The United States said Wednesday that it was "concerned" by Kosovo's plans to convert its security force into a regular army without a constitutional amendment — a move sure to infuriate Serbia.

"We support the gradual transparent transformation of the Kosovo Security Force into a multiethnic force in line with NATO standards," a statement from the embassy in Pristina said.

"However, this transformation should be done in accordance with the Kosovo constitution and through an inclusive and representative political process that reflects Kosovo's multiethnic democracy," it said.

NATO Secretary General Jens Stoltenberg called such unilateral steps "unhelpful."

But Kosovo President Hashim Thaci called the move "unstoppable."

"Will the citizens of Kosovo wait an eternity for this transformation?" he asked Wednesday. "I don't believe they will. So, we want to be a part of NATO? We cannot be a part of NATO without an army."

Thaci pointed out that Kosovo is making its own decisions, the way everyone who recognizes it has said it should.

The president introduced a bill earlier this week that would bypass amending the constitution by extending the powers of the current members of the Kosovo Security Force. Serbian minority members of parliament would certainly have vetoed changes to the constitution allowing the country to have an army.
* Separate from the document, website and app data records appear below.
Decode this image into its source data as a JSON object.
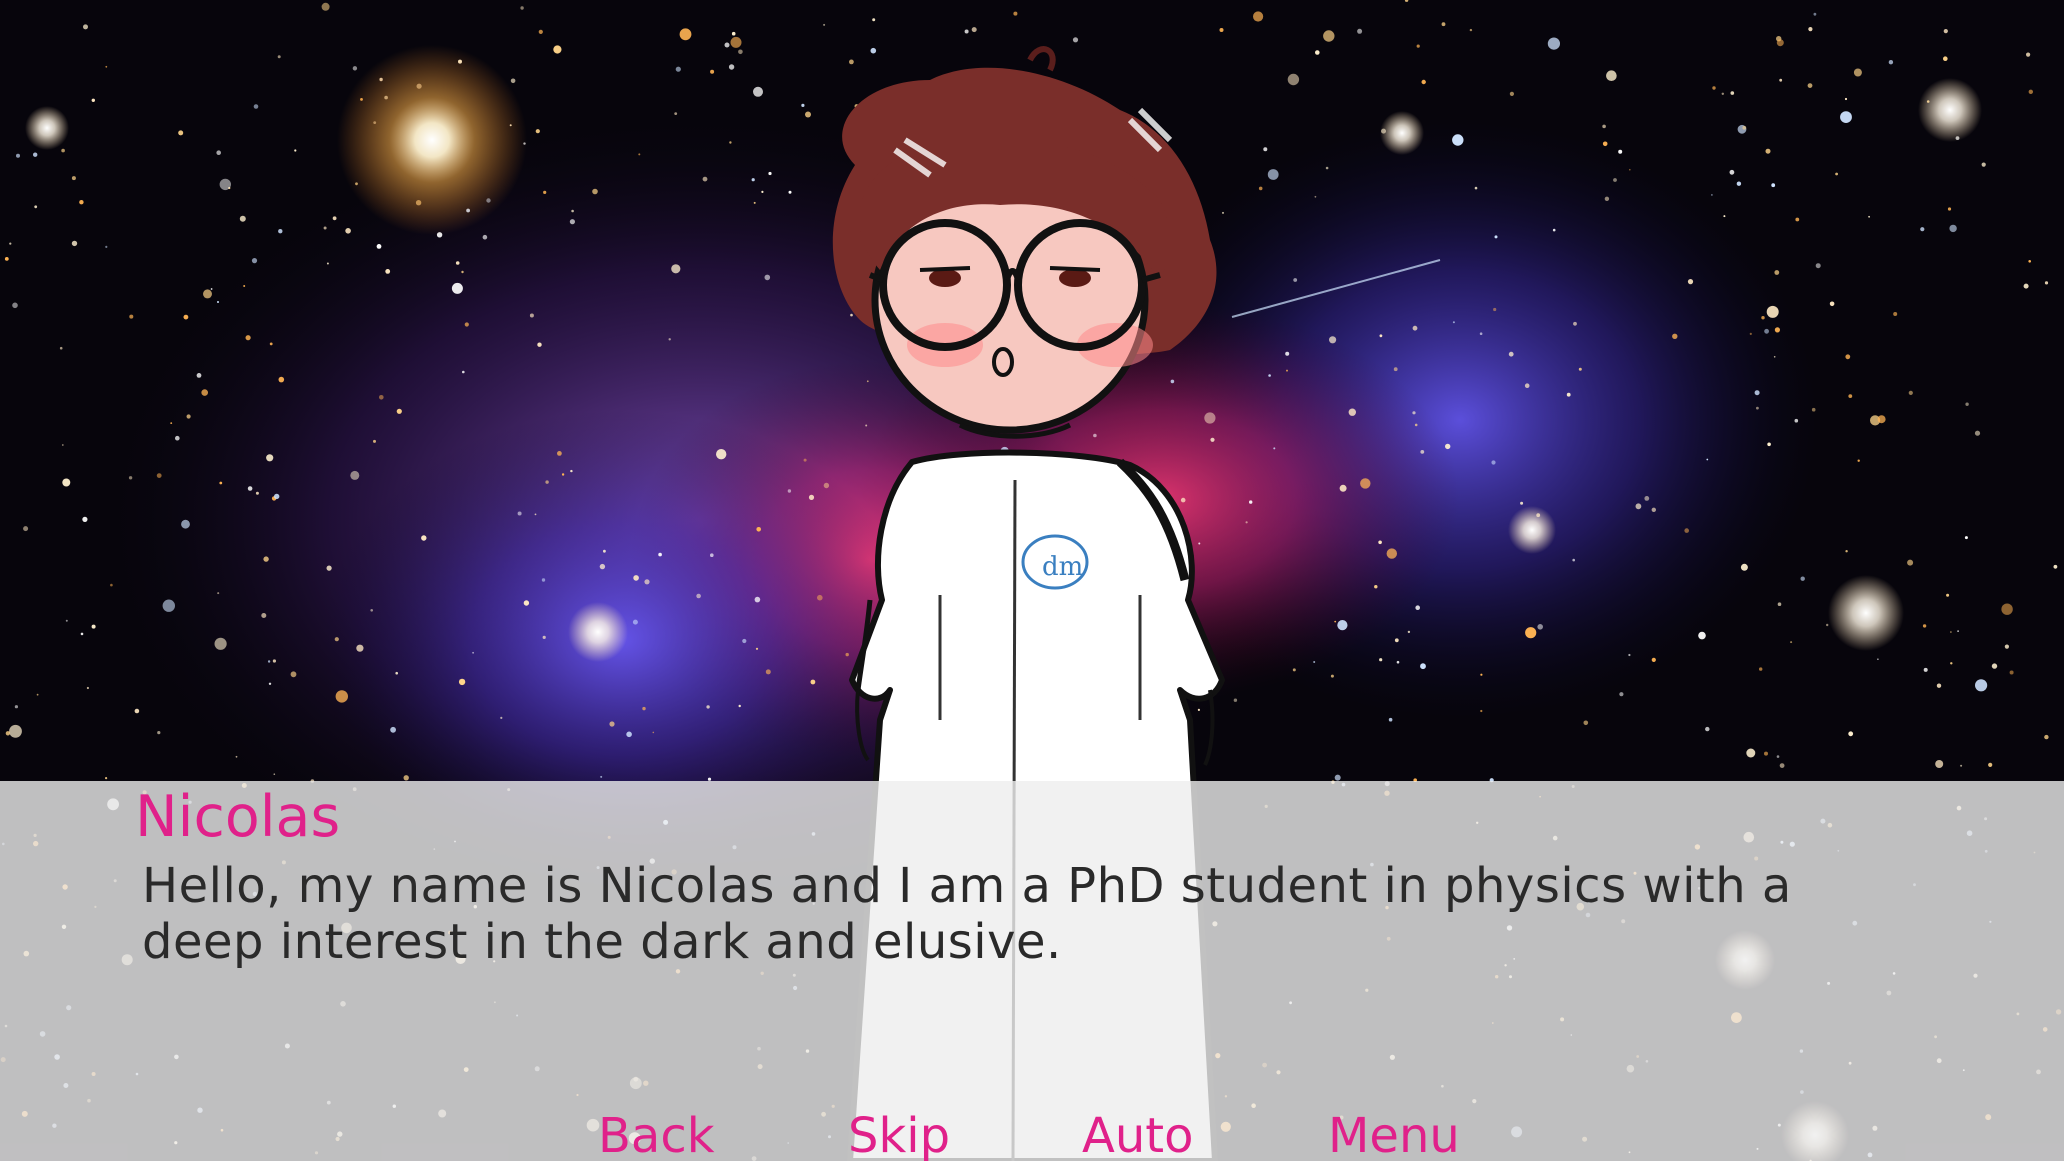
{
  "scene": {
    "background": "deep-space-galaxy-cluster",
    "character": "nicolas-labcoat",
    "colors": {
      "accent": "#e0218a",
      "text": "#2a2a2a",
      "textbox": "#eeeeee"
    }
  },
  "dialogue": {
    "speaker": "Nicolas",
    "lines": [
      "Hello, my name is Nicolas and I am a PhD student in physics with a",
      "deep interest in the dark and elusive."
    ]
  },
  "quick_menu": {
    "back": "Back",
    "skip": "Skip",
    "auto": "Auto",
    "menu": "Menu"
  }
}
Kosovo and its ethnic Albanian majority declared independence from Serbia in 2008. The Serbs refuse to recognize an independent Kosovo, and relations between minority Serbs and ethnic Albanians are tense.